• [TASK DETAILS]
Copy each line below containing "user".

★ ★ ★ ★ ★

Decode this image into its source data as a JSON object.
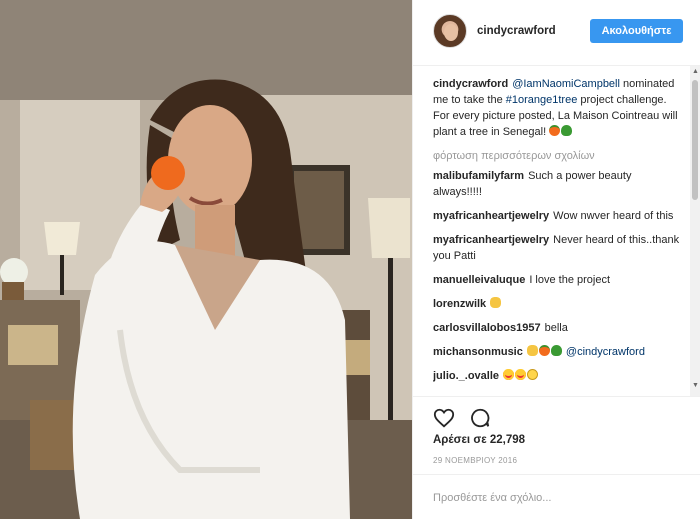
{
  "post": {
    "author": "cindycrawford",
    "follow_label": "Ακολουθήστε",
    "caption": {
      "user": "cindycrawford",
      "mention": "@IamNaomiCampbell",
      "text_1": " nominated me to take the ",
      "hashtag": "#1orange1tree",
      "text_2": " project challenge. For every picture posted, La Maison Cointreau will plant a tree in Senegal!"
    },
    "load_more": "φόρτωση περισσότερων σχολίων",
    "comments": [
      {
        "user": "malibufamilyfarm",
        "text": "Such a power beauty always!!!!!"
      },
      {
        "user": "myafricanheartjewelry",
        "text": "Wow nwver heard of this"
      },
      {
        "user": "myafricanheartjewelry",
        "text": "Never heard of this..thank you Patti"
      },
      {
        "user": "manuelleivaluque",
        "text": "I love the project"
      },
      {
        "user": "lorenzwilk",
        "text": ""
      },
      {
        "user": "carlosvillalobos1957",
        "text": "bella"
      },
      {
        "user": "michansonmusic",
        "text": "",
        "mention": "@cindycrawford"
      },
      {
        "user": "julio._.ovalle",
        "text": ""
      }
    ],
    "likes": "Αρέσει σε 22,798",
    "date": "29 ΝΟΕΜΒΡΙΟΥ 2016",
    "comment_placeholder": "Προσθέστε ένα σχόλιο..."
  },
  "icons": {
    "heart": "heart-icon",
    "comment": "comment-icon",
    "orange_emoji": "orange-emoji-icon",
    "tree_emoji": "tree-emoji-icon"
  },
  "colors": {
    "follow_button": "#3897f0",
    "link": "#003569",
    "muted": "#999999"
  }
}
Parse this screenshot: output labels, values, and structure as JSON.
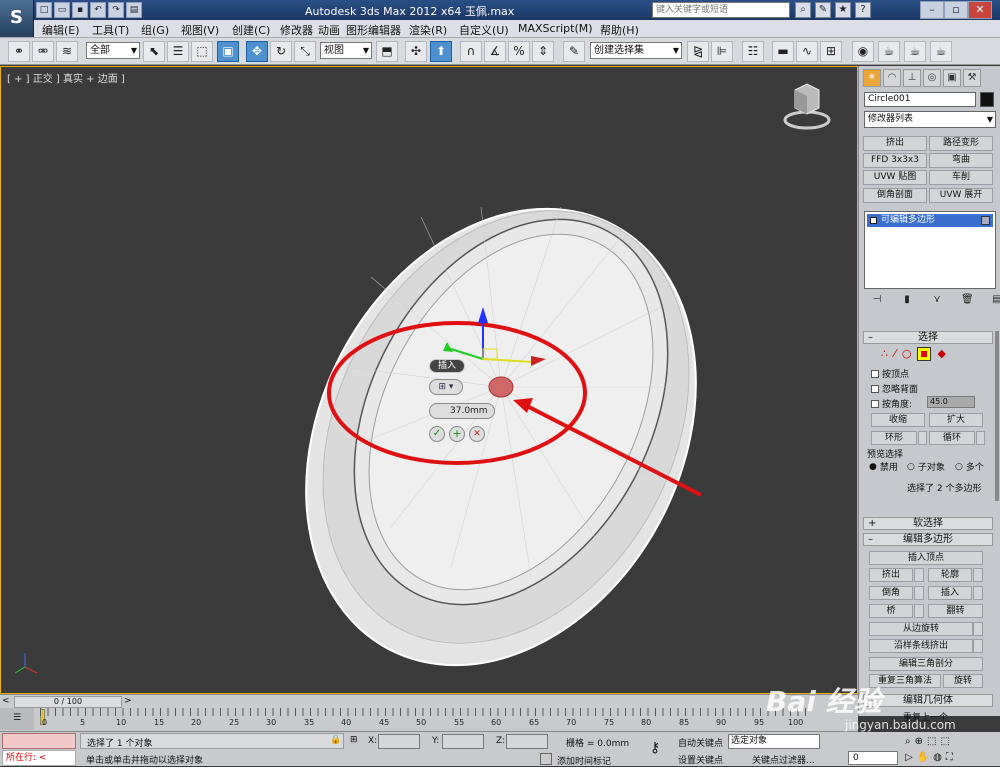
{
  "app": {
    "title": "Autodesk 3ds Max  2012 x64     玉佩.max",
    "search_placeholder": "键入关键字或短语",
    "logo": "S"
  },
  "menus": [
    "编辑(E)",
    "工具(T)",
    "组(G)",
    "视图(V)",
    "创建(C)",
    "修改器",
    "动画",
    "图形编辑器",
    "渲染(R)",
    "自定义(U)",
    "MAXScript(M)",
    "帮助(H)"
  ],
  "toolbar": {
    "filter": "全部",
    "ref_coord": "视图",
    "selection_set": "创建选择集"
  },
  "viewport": {
    "label": "[ + ] 正交 ] 真实 + 边面 ]",
    "caddy": {
      "title": "插入",
      "amount": "37.0mm"
    }
  },
  "panel": {
    "object_name": "Circle001",
    "modifier_list": "修改器列表",
    "buttons": [
      "挤出",
      "路径变形",
      "FFD 3x3x3",
      "弯曲",
      "UVW 贴图",
      "车削",
      "倒角剖面",
      "UVW 展开"
    ],
    "stack_item": "可编辑多边形",
    "selection": {
      "title": "选择",
      "by_vertex": "按顶点",
      "ignore_backfacing": "忽略背面",
      "by_angle": "按角度:",
      "angle_value": "45.0",
      "shrink": "收缩",
      "grow": "扩大",
      "ring": "环形",
      "loop": "循环",
      "preview_title": "预览选择",
      "preview_off": "禁用",
      "preview_subobj": "子对象",
      "preview_multi": "多个",
      "status": "选择了 2 个多边形"
    },
    "soft_selection": "软选择",
    "edit_polygons": {
      "title": "编辑多边形",
      "insert_vertex": "插入顶点",
      "extrude": "挤出",
      "outline": "轮廓",
      "bevel": "倒角",
      "inset": "插入",
      "bridge": "桥",
      "flip": "翻转",
      "hinge": "从边旋转",
      "extrude_spline": "沿样条线挤出",
      "edit_tri": "编辑三角剖分",
      "retriangulate": "重复三角算法",
      "turn": "旋转",
      "geometry": "编辑几何体",
      "repeat_last": "重复上一个"
    }
  },
  "timeline": {
    "frame": "0 / 100",
    "ticks": [
      "0",
      "5",
      "10",
      "15",
      "20",
      "25",
      "30",
      "35",
      "40",
      "45",
      "50",
      "55",
      "60",
      "65",
      "70",
      "75",
      "80",
      "85",
      "90",
      "95",
      "100"
    ]
  },
  "status": {
    "running": "所在行:",
    "line1": "选择了 1 个对象",
    "line2": "单击或单击并拖动以选择对象",
    "x": "X:",
    "y": "Y:",
    "z": "Z:",
    "grid": "栅格 = 0.0mm",
    "auto_key": "自动关键点",
    "set_key": "设置关键点",
    "selected": "选定对象",
    "key_filters": "关键点过滤器...",
    "add_time_tag": "添加时间标记",
    "frame_num": "0"
  },
  "watermark": "Bai 经验",
  "watermark_url": "jingyan.baidu.com"
}
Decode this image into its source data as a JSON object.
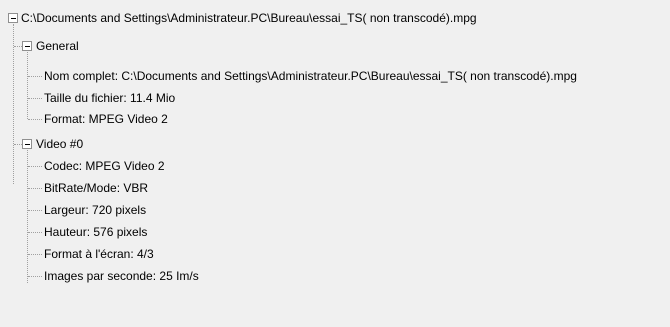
{
  "tree": {
    "root": {
      "label": "C:\\Documents and Settings\\Administrateur.PC\\Bureau\\essai_TS( non transcodé).mpg",
      "expanded": true,
      "children": [
        {
          "label": "General",
          "expanded": true,
          "items": [
            "Nom complet: C:\\Documents and Settings\\Administrateur.PC\\Bureau\\essai_TS( non transcodé).mpg",
            "Taille du fichier: 11.4 Mio",
            "Format: MPEG Video 2"
          ]
        },
        {
          "label": "Video #0",
          "expanded": true,
          "items": [
            "Codec: MPEG Video 2",
            "BitRate/Mode: VBR",
            "Largeur: 720 pixels",
            "Hauteur: 576 pixels",
            "Format à l'écran: 4/3",
            "Images par seconde: 25 Im/s"
          ]
        }
      ]
    }
  }
}
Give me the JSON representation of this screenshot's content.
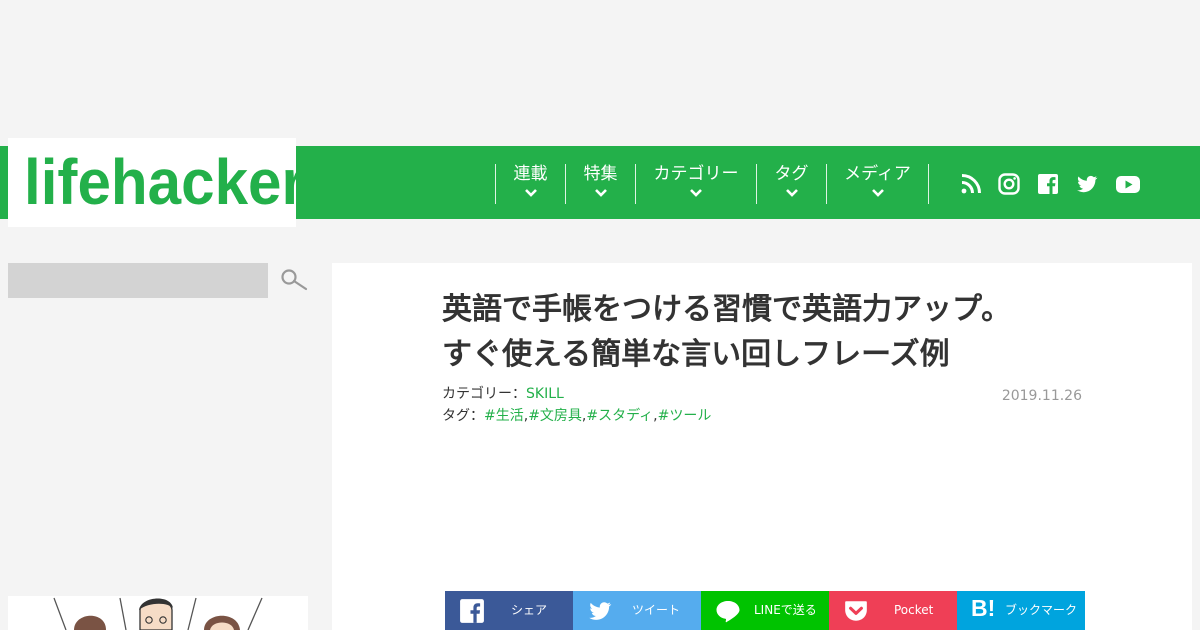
{
  "header": {
    "logo": "lifehacker",
    "nav": [
      {
        "label": "連載"
      },
      {
        "label": "特集"
      },
      {
        "label": "カテゴリー"
      },
      {
        "label": "タグ"
      },
      {
        "label": "メディア"
      }
    ],
    "social_icons": [
      "rss-icon",
      "instagram-icon",
      "facebook-icon",
      "twitter-icon",
      "youtube-icon"
    ]
  },
  "search": {
    "placeholder": ""
  },
  "article": {
    "title_line1": "英語で手帳をつける習慣で英語力アップ。",
    "title_line2": "すぐ使える簡単な言い回しフレーズ例",
    "category_label": "カテゴリー：",
    "category": "SKILL",
    "tags_label": "タグ：",
    "tags": [
      "#生活",
      "#文房具",
      "#スタディ",
      "#ツール"
    ],
    "tag_separator": ",",
    "date": "2019.11.26"
  },
  "share": [
    {
      "label": "シェア",
      "color": "#3b5998",
      "icon": "facebook-icon"
    },
    {
      "label": "ツイート",
      "color": "#55acee",
      "icon": "twitter-icon"
    },
    {
      "label": "LINEで送る",
      "color": "#00c300",
      "icon": "line-icon"
    },
    {
      "label": "Pocket",
      "color": "#ef3f56",
      "icon": "pocket-icon"
    },
    {
      "label": "ブックマーク",
      "color": "#00a4de",
      "icon": "hatena-bookmark-icon"
    }
  ],
  "colors": {
    "brand": "#23b04a",
    "background": "#f4f4f4",
    "date": "#999999"
  }
}
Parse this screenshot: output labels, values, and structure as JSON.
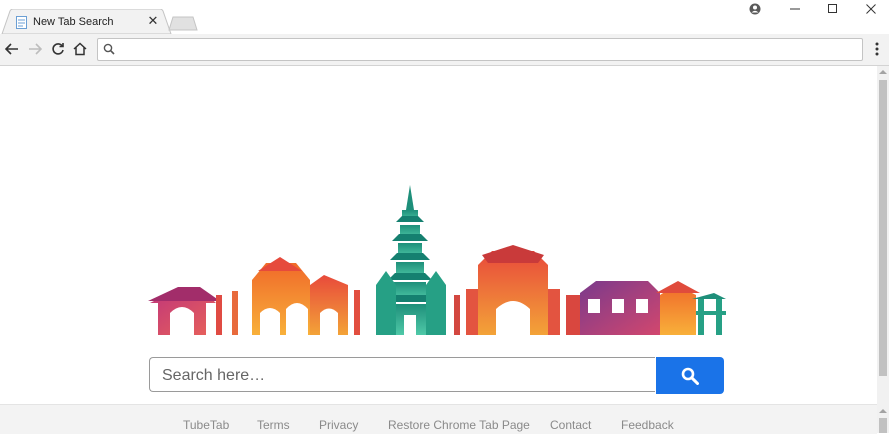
{
  "browser": {
    "tab_title": "New Tab Search",
    "tab_close_glyph": "✕",
    "address_value": "",
    "favicon": "page-icon",
    "window_controls": [
      "minimize",
      "maximize",
      "close"
    ]
  },
  "search": {
    "placeholder": "Search here…",
    "button_icon": "search-icon",
    "button_color": "#1a73e8"
  },
  "hero": {
    "illustration": "colorful city skyline with pagodas and gates"
  },
  "footer": {
    "links": [
      {
        "label": "TubeTab"
      },
      {
        "label": "Terms"
      },
      {
        "label": "Privacy"
      },
      {
        "label": "Restore Chrome Tab Page"
      },
      {
        "label": "Contact"
      },
      {
        "label": "Feedback"
      }
    ]
  }
}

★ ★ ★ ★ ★

• [RESULT OF THIS TASK]
      "user": "cindycrawford",
        "user": "malibufamilyfarm",
        "user": "myafricanheartjewelry",
        "user": "myafricanheartjewelry",
        "user": "manuelleivaluque",
        "user": "lorenzwilk",
        "user": "carlosvillalobos1957",
        "user": "michansonmusic",
        "user": "julio._.ovalle",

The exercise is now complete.